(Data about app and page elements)
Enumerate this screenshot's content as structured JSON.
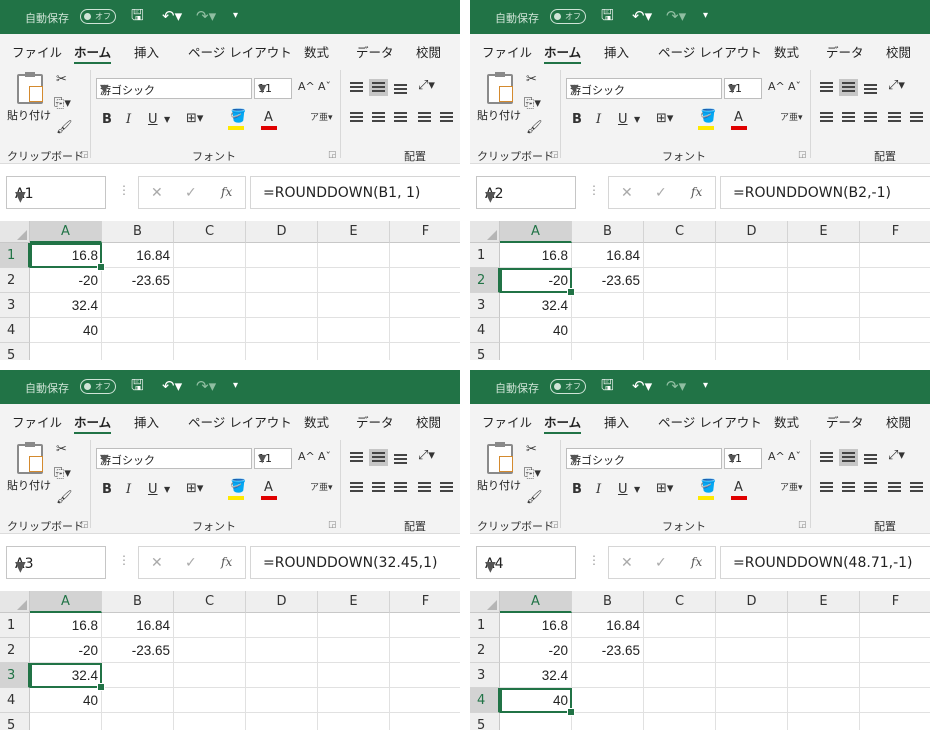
{
  "app": {
    "autosave_label": "自動保存",
    "autosave_state": "オフ",
    "tabs": [
      "ファイル",
      "ホーム",
      "挿入",
      "ページ レイアウト",
      "数式",
      "データ",
      "校閲"
    ],
    "active_tab": "ホーム",
    "ribbon": {
      "paste_label": "貼り付け",
      "clipboard_group": "クリップボード",
      "font_group": "フォント",
      "alignment_group": "配置",
      "font_name": "游ゴシック",
      "font_size": "11",
      "bold": "B",
      "italic": "I",
      "underline": "U",
      "font_color_letter": "A",
      "grow_font": "A^",
      "shrink_font": "Aˇ",
      "fill_color": "#ffe900",
      "font_color": "#e00000"
    },
    "columns": [
      "A",
      "B",
      "C",
      "D",
      "E",
      "F"
    ],
    "rows": [
      "1",
      "2",
      "3",
      "4",
      "5"
    ],
    "cells": [
      [
        "16.8",
        "16.84",
        "",
        "",
        "",
        ""
      ],
      [
        "-20",
        "-23.65",
        "",
        "",
        "",
        ""
      ],
      [
        "32.4",
        "",
        "",
        "",
        "",
        ""
      ],
      [
        "40",
        "",
        "",
        "",
        "",
        ""
      ],
      [
        "",
        "",
        "",
        "",
        "",
        ""
      ]
    ],
    "accent": "#217346"
  },
  "panels": [
    {
      "name_box": "A1",
      "formula": "=ROUNDDOWN(B1, 1)",
      "active_row": 0
    },
    {
      "name_box": "A2",
      "formula": "=ROUNDDOWN(B2,-1)",
      "active_row": 1
    },
    {
      "name_box": "A3",
      "formula": "=ROUNDDOWN(32.45,1)",
      "active_row": 2
    },
    {
      "name_box": "A4",
      "formula": "=ROUNDDOWN(48.71,-1)",
      "active_row": 3
    }
  ]
}
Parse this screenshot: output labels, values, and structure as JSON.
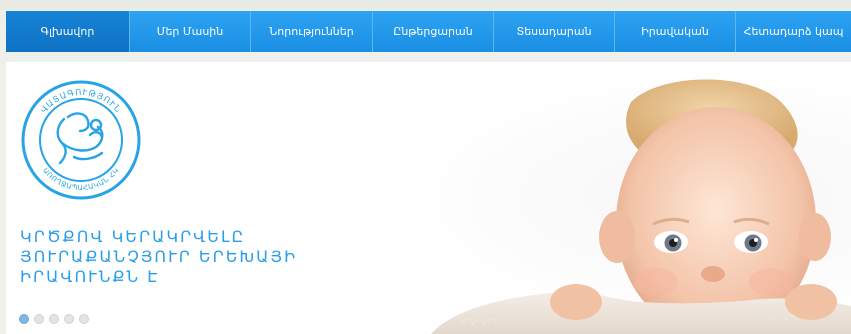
{
  "nav": {
    "items": [
      {
        "label": "Գլխավոր",
        "active": true
      },
      {
        "label": "Մեր Մասին",
        "active": false
      },
      {
        "label": "Նորություններ",
        "active": false
      },
      {
        "label": "Ընթերցարան",
        "active": false
      },
      {
        "label": "Տեսադարան",
        "active": false
      },
      {
        "label": "Իրավական",
        "active": false
      },
      {
        "label": "Հետադարձ կապ",
        "active": false
      }
    ]
  },
  "slider": {
    "logo": {
      "top_text": "ՎԱՏԱԳՈՒԹՅՈՒՆ",
      "bottom_text": "ԱՌՈՂՋԱՊԱՀԱԿԱՆ ՀԿ"
    },
    "tagline": [
      "ԿՐԾՔՈՎ ԿԵՐԱԿՐՎԵԼԸ",
      "ՅՈՒՐԱՔԱՆՉՅՈՒՐ ԵՐԵԽԱՅԻ",
      "ԻՐԱՎՈՒՆՔՆ Է"
    ],
    "dots": {
      "count": 5,
      "active_index": 0
    }
  },
  "colors": {
    "nav_bg": "#1f97ea",
    "accent": "#2a9fe8",
    "page_bg": "#eef0ec"
  }
}
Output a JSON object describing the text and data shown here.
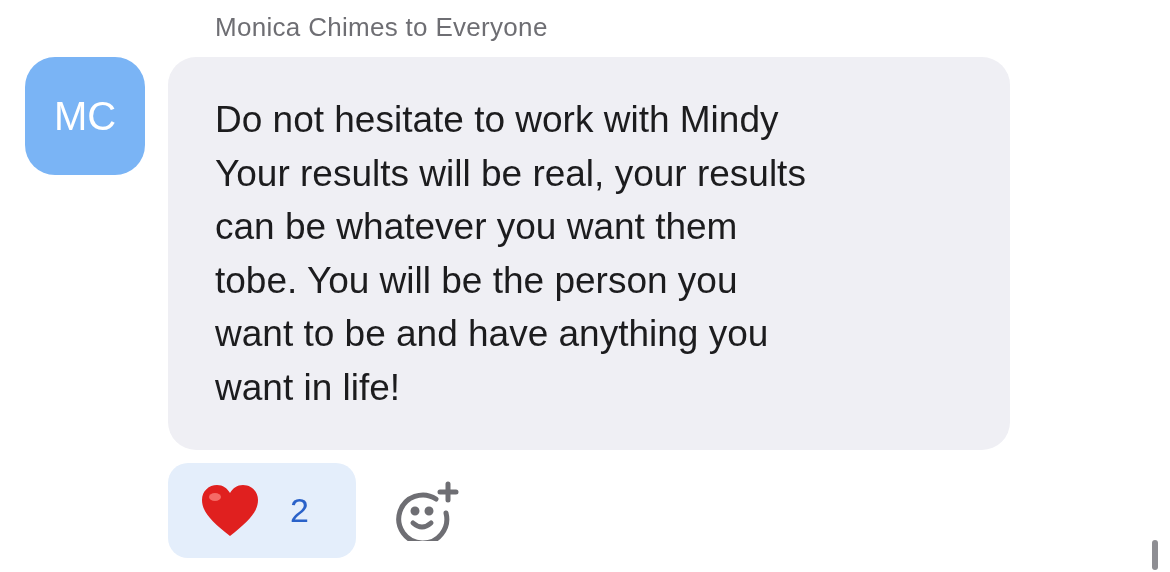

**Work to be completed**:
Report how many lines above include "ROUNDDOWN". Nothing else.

**Response to this task**:
4